◆ WORK ITEM ◆
Going line by line through the entries below, note each one with "description", then report how many there are and nothing else.

::::

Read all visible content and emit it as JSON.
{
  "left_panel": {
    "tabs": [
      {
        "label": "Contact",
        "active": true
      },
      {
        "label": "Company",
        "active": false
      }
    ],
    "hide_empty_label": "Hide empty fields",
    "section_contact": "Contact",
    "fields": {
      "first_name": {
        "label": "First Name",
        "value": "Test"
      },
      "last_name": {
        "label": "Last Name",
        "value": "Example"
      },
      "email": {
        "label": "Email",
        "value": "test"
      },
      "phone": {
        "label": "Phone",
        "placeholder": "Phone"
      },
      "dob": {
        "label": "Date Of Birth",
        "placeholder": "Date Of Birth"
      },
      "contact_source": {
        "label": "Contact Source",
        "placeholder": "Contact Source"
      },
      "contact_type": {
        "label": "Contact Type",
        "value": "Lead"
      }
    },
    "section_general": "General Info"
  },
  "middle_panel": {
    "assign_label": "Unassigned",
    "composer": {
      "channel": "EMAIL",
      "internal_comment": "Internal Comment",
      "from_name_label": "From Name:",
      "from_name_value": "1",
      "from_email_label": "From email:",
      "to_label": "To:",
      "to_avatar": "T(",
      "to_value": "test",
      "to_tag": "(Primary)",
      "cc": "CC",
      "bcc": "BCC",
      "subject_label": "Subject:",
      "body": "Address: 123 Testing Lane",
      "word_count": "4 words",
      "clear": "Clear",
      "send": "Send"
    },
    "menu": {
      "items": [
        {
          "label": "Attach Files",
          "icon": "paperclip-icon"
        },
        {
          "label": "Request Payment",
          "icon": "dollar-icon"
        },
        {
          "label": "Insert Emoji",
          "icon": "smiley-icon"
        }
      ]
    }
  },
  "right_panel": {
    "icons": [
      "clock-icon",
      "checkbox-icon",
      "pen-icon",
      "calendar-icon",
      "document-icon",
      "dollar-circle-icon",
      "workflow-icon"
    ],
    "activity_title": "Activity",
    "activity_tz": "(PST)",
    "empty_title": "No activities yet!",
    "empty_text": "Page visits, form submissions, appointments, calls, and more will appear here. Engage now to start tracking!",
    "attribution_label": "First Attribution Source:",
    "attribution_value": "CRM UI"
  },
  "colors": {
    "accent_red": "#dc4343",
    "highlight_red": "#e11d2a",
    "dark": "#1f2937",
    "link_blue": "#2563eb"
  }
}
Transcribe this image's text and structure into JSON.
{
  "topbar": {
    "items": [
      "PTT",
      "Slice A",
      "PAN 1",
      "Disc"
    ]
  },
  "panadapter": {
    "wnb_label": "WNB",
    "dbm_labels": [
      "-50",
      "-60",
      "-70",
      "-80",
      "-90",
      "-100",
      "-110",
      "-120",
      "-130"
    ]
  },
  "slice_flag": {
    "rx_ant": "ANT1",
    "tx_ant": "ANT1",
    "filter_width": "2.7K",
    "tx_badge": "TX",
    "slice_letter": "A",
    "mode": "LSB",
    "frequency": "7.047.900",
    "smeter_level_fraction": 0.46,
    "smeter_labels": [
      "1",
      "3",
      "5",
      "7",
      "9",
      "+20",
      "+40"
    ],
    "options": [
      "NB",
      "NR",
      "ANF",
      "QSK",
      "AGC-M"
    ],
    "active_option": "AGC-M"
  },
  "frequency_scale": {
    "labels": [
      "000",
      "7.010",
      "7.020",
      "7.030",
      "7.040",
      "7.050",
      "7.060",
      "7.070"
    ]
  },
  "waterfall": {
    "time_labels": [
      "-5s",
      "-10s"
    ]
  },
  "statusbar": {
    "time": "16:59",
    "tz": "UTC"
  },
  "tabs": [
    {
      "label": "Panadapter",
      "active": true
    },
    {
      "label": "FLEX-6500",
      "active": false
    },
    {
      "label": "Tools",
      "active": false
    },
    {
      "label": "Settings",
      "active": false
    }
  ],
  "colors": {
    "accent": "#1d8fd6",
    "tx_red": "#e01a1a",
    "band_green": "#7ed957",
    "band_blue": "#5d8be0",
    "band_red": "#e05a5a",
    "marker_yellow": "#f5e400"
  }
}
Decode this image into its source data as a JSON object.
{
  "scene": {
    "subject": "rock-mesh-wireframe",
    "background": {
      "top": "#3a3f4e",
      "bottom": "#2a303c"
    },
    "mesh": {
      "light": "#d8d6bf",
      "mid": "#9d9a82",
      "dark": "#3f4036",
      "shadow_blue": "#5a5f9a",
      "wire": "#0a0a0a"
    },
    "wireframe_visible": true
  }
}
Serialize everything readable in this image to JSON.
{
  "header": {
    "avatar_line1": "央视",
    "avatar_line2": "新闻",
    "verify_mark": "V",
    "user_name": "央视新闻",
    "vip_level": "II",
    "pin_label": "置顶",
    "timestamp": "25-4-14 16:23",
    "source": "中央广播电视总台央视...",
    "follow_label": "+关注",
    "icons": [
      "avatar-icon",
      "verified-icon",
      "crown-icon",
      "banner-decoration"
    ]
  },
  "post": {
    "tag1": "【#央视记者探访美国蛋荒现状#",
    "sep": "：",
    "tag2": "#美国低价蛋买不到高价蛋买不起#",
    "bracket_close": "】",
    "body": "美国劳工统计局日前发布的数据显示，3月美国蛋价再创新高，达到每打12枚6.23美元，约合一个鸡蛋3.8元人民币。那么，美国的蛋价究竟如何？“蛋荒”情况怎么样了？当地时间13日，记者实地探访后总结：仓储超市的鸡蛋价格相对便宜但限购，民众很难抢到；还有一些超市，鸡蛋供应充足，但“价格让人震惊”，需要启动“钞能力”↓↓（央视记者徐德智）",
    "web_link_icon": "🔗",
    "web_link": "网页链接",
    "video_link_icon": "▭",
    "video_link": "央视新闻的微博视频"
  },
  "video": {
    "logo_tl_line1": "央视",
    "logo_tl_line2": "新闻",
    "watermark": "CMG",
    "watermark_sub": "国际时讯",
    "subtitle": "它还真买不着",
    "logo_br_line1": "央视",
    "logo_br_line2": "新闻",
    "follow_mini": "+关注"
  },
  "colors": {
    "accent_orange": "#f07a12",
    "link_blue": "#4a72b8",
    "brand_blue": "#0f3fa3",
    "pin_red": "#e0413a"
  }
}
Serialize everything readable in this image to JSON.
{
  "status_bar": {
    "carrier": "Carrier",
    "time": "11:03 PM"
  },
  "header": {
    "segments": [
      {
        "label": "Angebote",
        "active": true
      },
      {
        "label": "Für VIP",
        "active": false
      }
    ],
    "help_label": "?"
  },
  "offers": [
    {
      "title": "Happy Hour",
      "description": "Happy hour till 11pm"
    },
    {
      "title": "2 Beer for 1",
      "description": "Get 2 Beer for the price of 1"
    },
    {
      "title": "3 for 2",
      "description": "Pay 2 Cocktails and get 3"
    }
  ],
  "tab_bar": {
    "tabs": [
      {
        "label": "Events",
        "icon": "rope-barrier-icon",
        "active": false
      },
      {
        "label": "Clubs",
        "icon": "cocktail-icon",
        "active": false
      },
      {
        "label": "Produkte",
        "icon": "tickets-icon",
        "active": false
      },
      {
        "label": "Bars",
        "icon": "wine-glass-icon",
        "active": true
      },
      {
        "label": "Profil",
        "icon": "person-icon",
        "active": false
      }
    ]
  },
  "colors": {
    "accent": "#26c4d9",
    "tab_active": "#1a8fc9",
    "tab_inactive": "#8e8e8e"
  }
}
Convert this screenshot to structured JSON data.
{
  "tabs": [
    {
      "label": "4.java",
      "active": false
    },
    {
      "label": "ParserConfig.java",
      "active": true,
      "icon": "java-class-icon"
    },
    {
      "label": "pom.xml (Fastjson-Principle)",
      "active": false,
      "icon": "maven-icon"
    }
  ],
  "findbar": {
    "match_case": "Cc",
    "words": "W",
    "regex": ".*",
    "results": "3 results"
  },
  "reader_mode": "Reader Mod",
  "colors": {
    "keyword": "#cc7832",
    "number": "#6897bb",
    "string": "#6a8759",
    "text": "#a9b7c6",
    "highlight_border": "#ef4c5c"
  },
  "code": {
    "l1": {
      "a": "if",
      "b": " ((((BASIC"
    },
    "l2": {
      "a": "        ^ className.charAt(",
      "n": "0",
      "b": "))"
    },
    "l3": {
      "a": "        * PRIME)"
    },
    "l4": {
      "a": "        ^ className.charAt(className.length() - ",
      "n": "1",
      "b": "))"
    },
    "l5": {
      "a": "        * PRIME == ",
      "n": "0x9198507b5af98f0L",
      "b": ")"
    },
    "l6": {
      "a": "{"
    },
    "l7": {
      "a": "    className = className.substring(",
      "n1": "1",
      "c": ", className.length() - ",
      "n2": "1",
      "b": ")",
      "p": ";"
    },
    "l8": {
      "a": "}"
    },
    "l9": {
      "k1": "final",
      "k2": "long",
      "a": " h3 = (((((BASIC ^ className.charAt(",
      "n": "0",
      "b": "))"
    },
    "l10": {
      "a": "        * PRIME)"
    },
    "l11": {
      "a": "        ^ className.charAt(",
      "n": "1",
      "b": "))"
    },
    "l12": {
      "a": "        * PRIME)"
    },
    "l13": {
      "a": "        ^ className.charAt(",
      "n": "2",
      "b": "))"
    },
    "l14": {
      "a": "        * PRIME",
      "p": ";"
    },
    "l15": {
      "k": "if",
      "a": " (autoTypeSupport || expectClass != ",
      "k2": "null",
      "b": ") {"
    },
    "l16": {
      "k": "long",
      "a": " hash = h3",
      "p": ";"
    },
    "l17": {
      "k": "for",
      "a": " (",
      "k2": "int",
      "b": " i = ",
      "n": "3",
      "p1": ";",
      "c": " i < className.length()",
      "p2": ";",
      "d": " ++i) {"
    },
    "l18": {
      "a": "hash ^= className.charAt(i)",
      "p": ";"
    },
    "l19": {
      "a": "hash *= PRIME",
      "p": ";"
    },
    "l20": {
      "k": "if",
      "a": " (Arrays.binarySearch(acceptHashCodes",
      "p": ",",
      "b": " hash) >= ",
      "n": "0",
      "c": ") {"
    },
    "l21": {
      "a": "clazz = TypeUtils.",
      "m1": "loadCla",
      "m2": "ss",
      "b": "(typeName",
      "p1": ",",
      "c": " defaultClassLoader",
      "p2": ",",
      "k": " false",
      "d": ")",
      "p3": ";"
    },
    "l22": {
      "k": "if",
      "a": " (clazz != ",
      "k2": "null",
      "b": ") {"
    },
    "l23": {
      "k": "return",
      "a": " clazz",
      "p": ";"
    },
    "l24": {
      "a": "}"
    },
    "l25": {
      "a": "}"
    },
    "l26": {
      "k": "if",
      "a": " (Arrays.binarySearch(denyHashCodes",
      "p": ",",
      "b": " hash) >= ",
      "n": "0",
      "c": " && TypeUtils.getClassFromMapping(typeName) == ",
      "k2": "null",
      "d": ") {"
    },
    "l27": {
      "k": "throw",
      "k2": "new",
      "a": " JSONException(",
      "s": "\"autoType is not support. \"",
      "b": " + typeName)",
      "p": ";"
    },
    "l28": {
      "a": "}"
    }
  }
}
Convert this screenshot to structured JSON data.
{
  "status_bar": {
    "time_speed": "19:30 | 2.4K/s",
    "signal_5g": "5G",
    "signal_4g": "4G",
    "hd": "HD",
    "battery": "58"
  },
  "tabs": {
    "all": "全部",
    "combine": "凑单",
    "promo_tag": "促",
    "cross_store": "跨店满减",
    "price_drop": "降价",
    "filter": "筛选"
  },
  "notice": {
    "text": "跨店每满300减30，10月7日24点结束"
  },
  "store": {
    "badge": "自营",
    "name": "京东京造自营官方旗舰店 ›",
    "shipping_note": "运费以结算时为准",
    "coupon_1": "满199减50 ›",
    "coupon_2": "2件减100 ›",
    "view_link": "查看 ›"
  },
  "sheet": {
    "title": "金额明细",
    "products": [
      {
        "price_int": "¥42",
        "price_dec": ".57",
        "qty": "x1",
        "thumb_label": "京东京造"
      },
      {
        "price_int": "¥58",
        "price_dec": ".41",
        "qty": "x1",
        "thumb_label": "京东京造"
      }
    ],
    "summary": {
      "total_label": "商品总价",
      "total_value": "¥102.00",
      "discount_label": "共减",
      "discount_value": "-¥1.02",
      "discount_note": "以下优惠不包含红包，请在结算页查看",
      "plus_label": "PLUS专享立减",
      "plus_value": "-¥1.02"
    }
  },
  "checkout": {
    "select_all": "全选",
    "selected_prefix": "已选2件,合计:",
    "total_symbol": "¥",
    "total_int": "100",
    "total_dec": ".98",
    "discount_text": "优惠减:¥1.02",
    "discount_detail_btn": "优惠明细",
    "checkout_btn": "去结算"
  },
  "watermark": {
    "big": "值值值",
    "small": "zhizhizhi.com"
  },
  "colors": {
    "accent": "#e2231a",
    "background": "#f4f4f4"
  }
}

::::

◆ RESPONSE TO THE EXERCISE ◆
3